(WHAT NEEDS TO BE DONE) From the material beneath, pull every line with the word "data".

===

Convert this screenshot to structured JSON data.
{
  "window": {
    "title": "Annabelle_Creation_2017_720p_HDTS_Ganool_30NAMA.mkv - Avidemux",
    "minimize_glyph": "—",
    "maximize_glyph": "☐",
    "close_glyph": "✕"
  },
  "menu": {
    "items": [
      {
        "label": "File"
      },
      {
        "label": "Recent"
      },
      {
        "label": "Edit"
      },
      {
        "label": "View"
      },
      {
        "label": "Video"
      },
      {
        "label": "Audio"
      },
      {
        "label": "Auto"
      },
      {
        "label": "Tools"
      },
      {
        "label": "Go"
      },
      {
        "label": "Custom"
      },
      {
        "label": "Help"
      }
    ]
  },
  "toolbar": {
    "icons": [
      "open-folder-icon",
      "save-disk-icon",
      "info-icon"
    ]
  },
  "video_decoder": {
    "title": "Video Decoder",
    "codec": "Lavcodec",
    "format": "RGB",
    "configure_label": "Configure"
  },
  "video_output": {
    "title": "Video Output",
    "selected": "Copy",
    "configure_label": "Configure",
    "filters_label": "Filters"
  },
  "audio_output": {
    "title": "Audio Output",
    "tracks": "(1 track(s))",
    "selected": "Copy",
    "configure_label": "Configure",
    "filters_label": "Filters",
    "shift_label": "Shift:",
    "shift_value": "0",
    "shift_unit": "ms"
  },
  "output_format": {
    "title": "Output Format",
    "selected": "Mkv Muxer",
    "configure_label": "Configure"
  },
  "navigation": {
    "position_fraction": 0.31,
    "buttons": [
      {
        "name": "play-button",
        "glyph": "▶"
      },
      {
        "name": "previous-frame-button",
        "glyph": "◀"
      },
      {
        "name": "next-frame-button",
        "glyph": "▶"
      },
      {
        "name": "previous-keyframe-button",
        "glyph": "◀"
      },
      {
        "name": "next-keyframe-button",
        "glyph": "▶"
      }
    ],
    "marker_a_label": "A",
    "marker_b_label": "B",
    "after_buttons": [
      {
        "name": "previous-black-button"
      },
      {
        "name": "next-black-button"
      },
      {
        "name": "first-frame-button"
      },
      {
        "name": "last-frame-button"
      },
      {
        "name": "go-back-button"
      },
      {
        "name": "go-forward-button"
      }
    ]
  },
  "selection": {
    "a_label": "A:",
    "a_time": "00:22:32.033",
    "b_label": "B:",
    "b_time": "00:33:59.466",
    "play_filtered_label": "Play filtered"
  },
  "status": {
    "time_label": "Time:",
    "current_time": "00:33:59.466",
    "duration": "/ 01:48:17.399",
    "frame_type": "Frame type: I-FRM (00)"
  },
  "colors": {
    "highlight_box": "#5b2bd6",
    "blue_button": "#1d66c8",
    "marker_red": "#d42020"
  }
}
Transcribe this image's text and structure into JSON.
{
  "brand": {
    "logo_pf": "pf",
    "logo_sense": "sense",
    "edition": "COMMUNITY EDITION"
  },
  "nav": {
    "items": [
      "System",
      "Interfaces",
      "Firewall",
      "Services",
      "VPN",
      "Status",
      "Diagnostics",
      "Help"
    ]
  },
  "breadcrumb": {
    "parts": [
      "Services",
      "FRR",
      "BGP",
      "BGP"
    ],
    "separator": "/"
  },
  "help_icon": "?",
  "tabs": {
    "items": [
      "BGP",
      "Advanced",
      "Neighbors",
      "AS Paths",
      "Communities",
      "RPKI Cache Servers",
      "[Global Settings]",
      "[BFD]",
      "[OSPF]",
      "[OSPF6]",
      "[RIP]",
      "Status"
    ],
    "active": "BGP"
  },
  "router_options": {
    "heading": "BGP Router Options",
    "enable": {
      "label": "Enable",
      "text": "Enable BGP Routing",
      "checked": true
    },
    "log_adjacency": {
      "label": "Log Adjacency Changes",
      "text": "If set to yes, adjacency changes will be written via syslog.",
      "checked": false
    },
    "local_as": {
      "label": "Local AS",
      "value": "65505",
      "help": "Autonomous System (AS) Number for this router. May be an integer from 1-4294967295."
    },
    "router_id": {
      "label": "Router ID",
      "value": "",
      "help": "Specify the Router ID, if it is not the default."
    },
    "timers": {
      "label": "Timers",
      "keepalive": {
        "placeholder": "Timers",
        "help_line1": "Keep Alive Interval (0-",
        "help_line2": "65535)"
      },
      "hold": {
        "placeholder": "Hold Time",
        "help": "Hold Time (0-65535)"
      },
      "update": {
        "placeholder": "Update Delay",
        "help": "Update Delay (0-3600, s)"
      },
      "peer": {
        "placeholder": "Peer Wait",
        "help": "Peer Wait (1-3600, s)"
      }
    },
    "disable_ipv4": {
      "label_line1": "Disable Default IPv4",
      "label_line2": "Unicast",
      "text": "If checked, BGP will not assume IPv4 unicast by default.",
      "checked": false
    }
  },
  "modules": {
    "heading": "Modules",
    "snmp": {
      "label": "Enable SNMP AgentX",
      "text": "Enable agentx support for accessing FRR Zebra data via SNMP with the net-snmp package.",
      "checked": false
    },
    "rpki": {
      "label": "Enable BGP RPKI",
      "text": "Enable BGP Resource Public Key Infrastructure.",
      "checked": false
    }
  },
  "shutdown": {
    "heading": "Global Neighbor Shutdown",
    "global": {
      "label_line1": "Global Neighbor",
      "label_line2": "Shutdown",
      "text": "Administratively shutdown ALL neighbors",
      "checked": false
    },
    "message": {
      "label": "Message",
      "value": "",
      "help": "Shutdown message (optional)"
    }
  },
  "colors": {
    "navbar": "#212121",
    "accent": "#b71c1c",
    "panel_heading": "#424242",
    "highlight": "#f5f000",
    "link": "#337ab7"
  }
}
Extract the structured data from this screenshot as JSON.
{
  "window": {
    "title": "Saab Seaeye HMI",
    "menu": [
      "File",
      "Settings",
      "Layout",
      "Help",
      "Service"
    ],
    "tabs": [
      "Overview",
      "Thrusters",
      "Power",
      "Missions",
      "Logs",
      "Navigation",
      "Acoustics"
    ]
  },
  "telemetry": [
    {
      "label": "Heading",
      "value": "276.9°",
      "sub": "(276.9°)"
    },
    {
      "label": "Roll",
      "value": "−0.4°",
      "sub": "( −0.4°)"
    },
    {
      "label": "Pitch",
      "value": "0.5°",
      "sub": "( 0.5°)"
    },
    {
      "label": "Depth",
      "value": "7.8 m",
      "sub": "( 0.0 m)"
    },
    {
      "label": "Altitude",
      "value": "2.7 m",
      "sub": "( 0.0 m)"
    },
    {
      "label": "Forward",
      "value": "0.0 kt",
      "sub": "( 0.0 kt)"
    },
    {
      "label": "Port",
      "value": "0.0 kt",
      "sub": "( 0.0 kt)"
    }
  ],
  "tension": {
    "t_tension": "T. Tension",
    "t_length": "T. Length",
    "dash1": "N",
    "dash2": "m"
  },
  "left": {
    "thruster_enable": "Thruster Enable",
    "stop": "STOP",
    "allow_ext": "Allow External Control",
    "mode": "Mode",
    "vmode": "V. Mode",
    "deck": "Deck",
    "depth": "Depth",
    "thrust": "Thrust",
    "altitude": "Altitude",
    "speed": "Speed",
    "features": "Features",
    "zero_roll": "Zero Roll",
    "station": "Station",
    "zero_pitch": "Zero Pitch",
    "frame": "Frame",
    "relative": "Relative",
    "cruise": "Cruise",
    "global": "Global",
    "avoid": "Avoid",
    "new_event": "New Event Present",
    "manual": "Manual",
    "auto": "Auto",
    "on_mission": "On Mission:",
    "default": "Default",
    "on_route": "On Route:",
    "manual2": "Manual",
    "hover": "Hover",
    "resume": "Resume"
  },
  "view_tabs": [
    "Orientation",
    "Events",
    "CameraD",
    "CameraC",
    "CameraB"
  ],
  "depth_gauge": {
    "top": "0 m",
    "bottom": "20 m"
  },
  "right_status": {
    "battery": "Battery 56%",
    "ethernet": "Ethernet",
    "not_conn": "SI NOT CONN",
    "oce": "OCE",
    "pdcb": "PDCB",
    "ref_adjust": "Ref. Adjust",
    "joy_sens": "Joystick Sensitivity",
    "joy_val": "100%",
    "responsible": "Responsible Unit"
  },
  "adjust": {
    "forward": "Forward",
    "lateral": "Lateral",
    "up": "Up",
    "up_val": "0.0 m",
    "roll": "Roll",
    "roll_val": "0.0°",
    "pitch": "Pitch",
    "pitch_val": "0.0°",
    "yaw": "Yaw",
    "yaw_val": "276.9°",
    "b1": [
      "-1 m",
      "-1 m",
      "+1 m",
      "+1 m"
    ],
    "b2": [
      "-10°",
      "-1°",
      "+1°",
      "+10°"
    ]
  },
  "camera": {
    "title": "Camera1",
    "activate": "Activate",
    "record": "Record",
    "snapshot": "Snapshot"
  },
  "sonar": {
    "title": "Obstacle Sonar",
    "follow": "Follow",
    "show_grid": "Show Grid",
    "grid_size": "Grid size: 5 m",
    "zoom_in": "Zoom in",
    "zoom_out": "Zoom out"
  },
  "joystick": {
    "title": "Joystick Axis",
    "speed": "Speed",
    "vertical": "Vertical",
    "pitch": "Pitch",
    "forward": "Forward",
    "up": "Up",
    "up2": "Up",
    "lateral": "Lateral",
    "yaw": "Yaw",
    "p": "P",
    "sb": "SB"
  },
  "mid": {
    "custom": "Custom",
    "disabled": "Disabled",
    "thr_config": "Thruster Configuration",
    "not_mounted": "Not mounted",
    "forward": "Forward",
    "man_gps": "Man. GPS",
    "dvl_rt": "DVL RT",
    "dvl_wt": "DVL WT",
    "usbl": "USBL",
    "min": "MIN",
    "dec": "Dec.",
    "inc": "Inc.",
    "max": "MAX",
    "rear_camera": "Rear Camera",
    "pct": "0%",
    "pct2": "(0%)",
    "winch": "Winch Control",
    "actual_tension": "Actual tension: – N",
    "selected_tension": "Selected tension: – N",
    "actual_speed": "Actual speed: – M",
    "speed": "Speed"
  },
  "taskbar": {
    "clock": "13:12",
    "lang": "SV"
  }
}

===

(OUTPUT FOR THIS TASK)
Convert this screenshot to structured JSON data.
      "text": "Enable agentx support for accessing FRR Zebra data via SNMP with the net-snmp package.",
Extract the structured data from this screenshot as JSON.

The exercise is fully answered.